The Making payroll pay: Managing risk and compliance in an unprecedented era of change report warned that the financial and reputational risks of processing payroll late or incorrectly, not adhering to evolving data privacy and protection regulations, and the disconnect between finance, HR and payroll systems create “a countdown to a potential disaster”.

The report states that global mobility also adds complexity to the payroll process in a number of areas including secondments, dual contracts, split payroll, business travellers, currency translation and compensation.

Jonathan Dowden, payroll expert at Sage UK, warned businesses of the impact that payroll errors could have on staff morale.

“Many businesses see payroll as a back-office process that doesn’t necessarily affect business performance,” he said. “These findings challenge that way of thinking by showing that payroll can have an immediate effect on staff job satisfaction with just one misstep, and could even jeopardise recruitment.

“Payroll is something employers must get right. With a clear potential to transform staff morale, influence employee engagement, and make an employer more appealing to current or future talent, it should be brought into the spotlight for businesses.”

Chris Watt, Payright business leader at PwC, suggested that the landscape of payroll has changed. “The rapid rise of social media, smart devices, big data, and cloud computing has opened up avenues for improvement,” he said. “At the same time employees are becoming more savvy through demographic change, increased expectations and empowerment.

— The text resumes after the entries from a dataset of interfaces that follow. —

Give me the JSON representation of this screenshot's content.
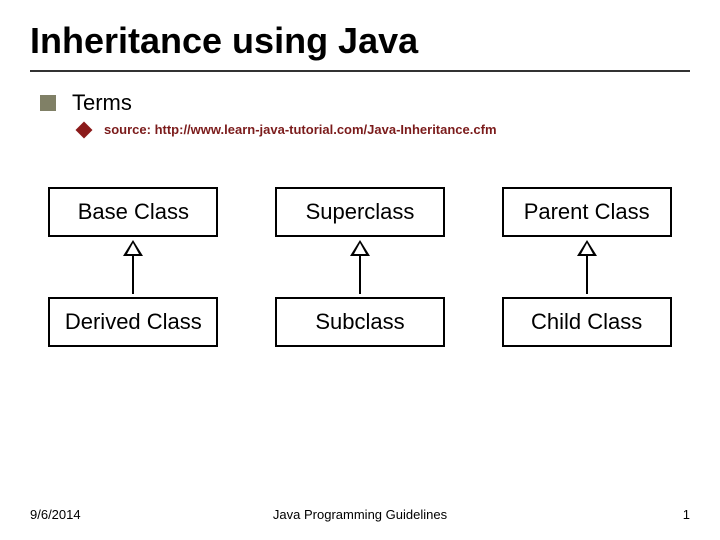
{
  "title": "Inheritance using Java",
  "bullets": {
    "terms": "Terms",
    "source": "source: http://www.learn-java-tutorial.com/Java-Inheritance.cfm"
  },
  "pairs": [
    {
      "top": "Base Class",
      "bottom": "Derived Class"
    },
    {
      "top": "Superclass",
      "bottom": "Subclass"
    },
    {
      "top": "Parent Class",
      "bottom": "Child Class"
    }
  ],
  "footer": {
    "date": "9/6/2014",
    "center": "Java Programming Guidelines",
    "page": "1"
  }
}
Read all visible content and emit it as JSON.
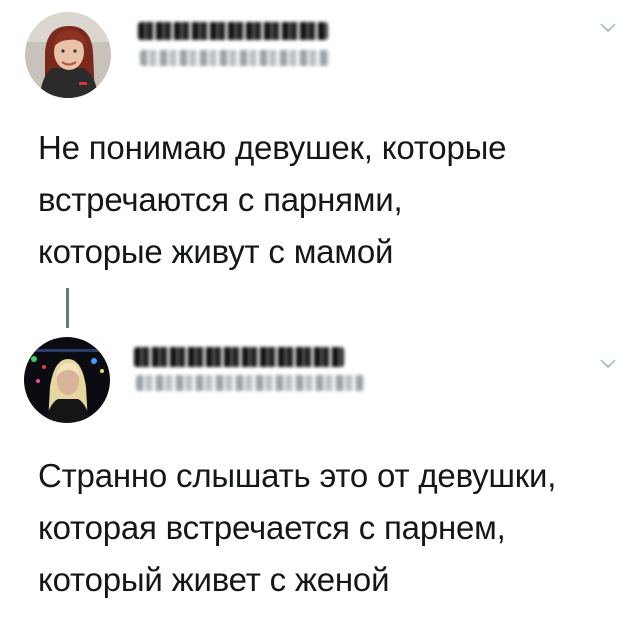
{
  "tweets": [
    {
      "avatar_icon": "woman-red-hair-avatar",
      "text_lines": [
        "Не понимаю девушек, которые",
        "встречаются с парнями,",
        "которые живут с мамой"
      ]
    },
    {
      "avatar_icon": "woman-blonde-concert-avatar",
      "text_lines": [
        "Странно слышать это от девушки,",
        "которая встречается с парнем,",
        "который живет с женой"
      ]
    }
  ],
  "colors": {
    "text": "#14171a",
    "thread_line": "#657786",
    "caret": "#aab8c2"
  }
}
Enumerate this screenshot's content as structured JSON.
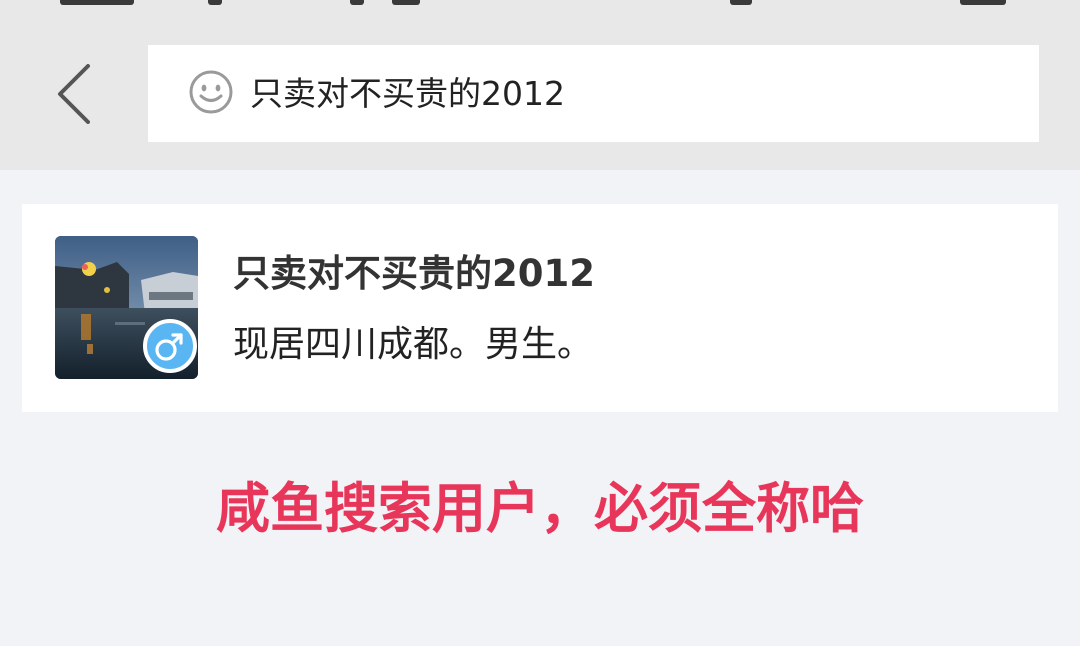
{
  "search": {
    "query": "只卖对不买贵的2012"
  },
  "result": {
    "name": "只卖对不买贵的2012",
    "bio": "现居四川成都。男生。",
    "gender": "male"
  },
  "caption": "咸鱼搜索用户，必须全称哈",
  "colors": {
    "header_bg": "#e8e8e8",
    "page_bg": "#f2f3f7",
    "caption": "#e8365a",
    "gender_badge": "#5ab6f2"
  }
}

“As [organisations] increasingly look beyond domestic boundaries, the complexity of their payroll operations grows too. It’ s crucial businesses have a payroll that’s not just fit for today, but is capable of dealing with the increased complexity and regulations coming in the future."

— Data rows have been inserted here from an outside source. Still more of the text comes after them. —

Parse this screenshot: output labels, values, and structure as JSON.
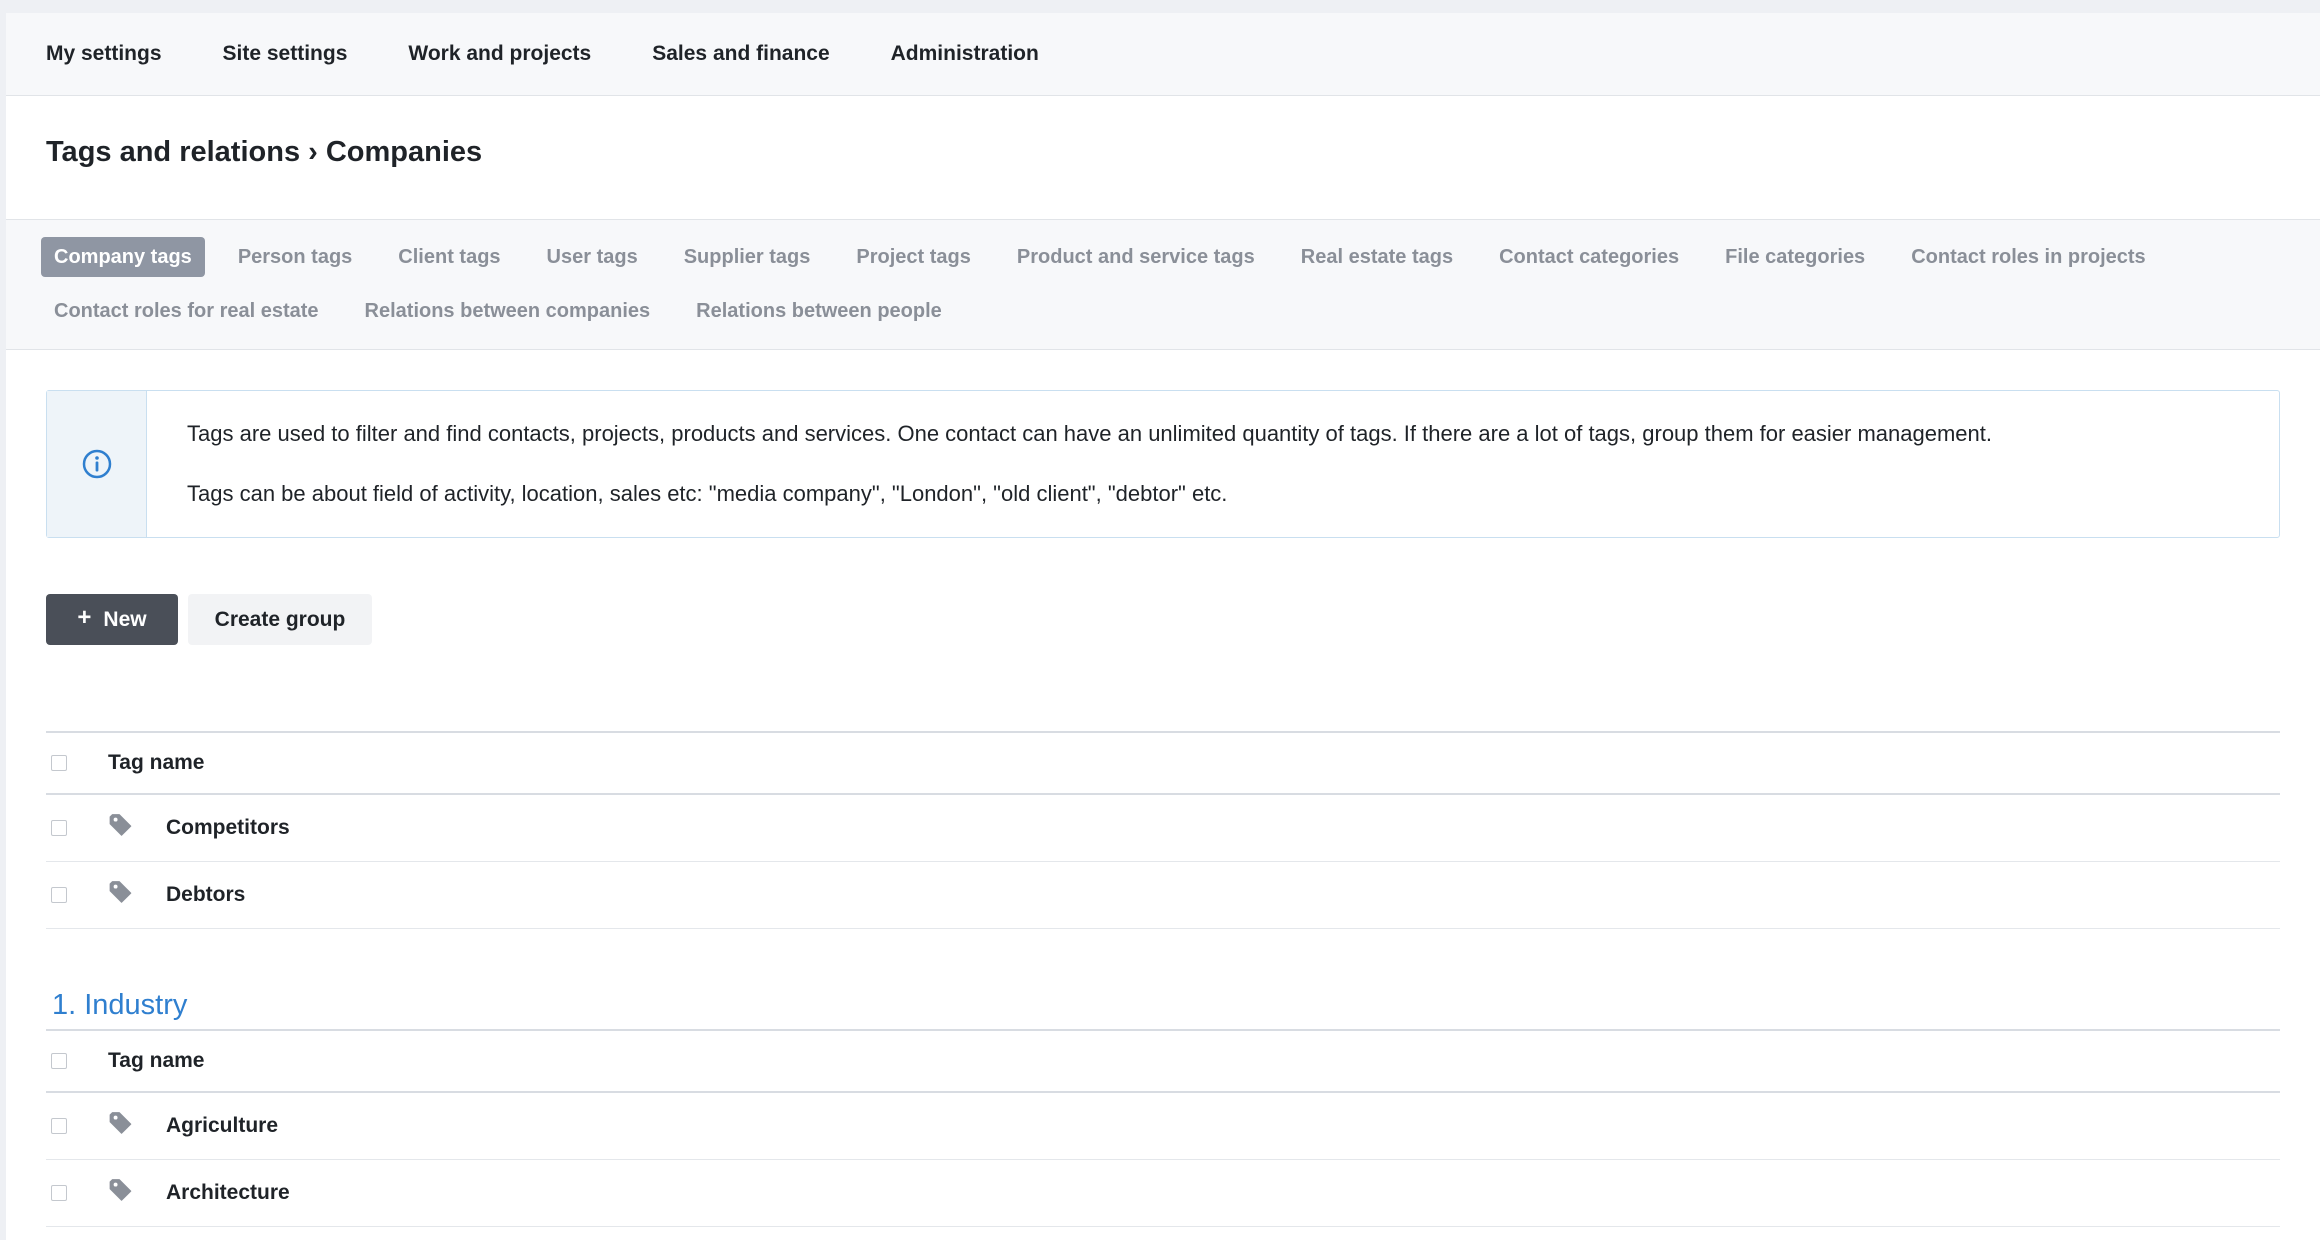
{
  "topnav": {
    "items": [
      "My settings",
      "Site settings",
      "Work and projects",
      "Sales and finance",
      "Administration"
    ]
  },
  "page": {
    "title": "Tags and relations › Companies"
  },
  "tabs": {
    "row1": [
      "Company tags",
      "Person tags",
      "Client tags",
      "User tags",
      "Supplier tags",
      "Project tags",
      "Product and service tags",
      "Real estate tags",
      "Contact categories",
      "File categories",
      "Contact roles in projects"
    ],
    "row2": [
      "Contact roles for real estate",
      "Relations between companies",
      "Relations between people"
    ],
    "active": "Company tags"
  },
  "info": {
    "icon": "info-circle-icon",
    "line1": "Tags are used to filter and find contacts, projects, products and services. One contact can have an unlimited quantity of tags. If there are a lot of tags, group them for easier management.",
    "line2": "Tags can be about field of activity, location, sales etc: \"media company\", \"London\", \"old client\", \"debtor\" etc."
  },
  "actions": {
    "new_label": "New",
    "create_group_label": "Create group"
  },
  "ungrouped": {
    "header": "Tag name",
    "rows": [
      "Competitors",
      "Debtors"
    ]
  },
  "groups": [
    {
      "title": "1. Industry",
      "header": "Tag name",
      "rows": [
        "Agriculture",
        "Architecture"
      ]
    }
  ],
  "colors": {
    "accent": "#2f7fcf",
    "active_tab": "#8f96a3",
    "primary_button": "#4a4f58"
  }
}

He added: “Technology and social media are making employees better informed, more connected and more vocal – get their payroll wrong and with the power of social media you and the wider world will very quickly get to know about it."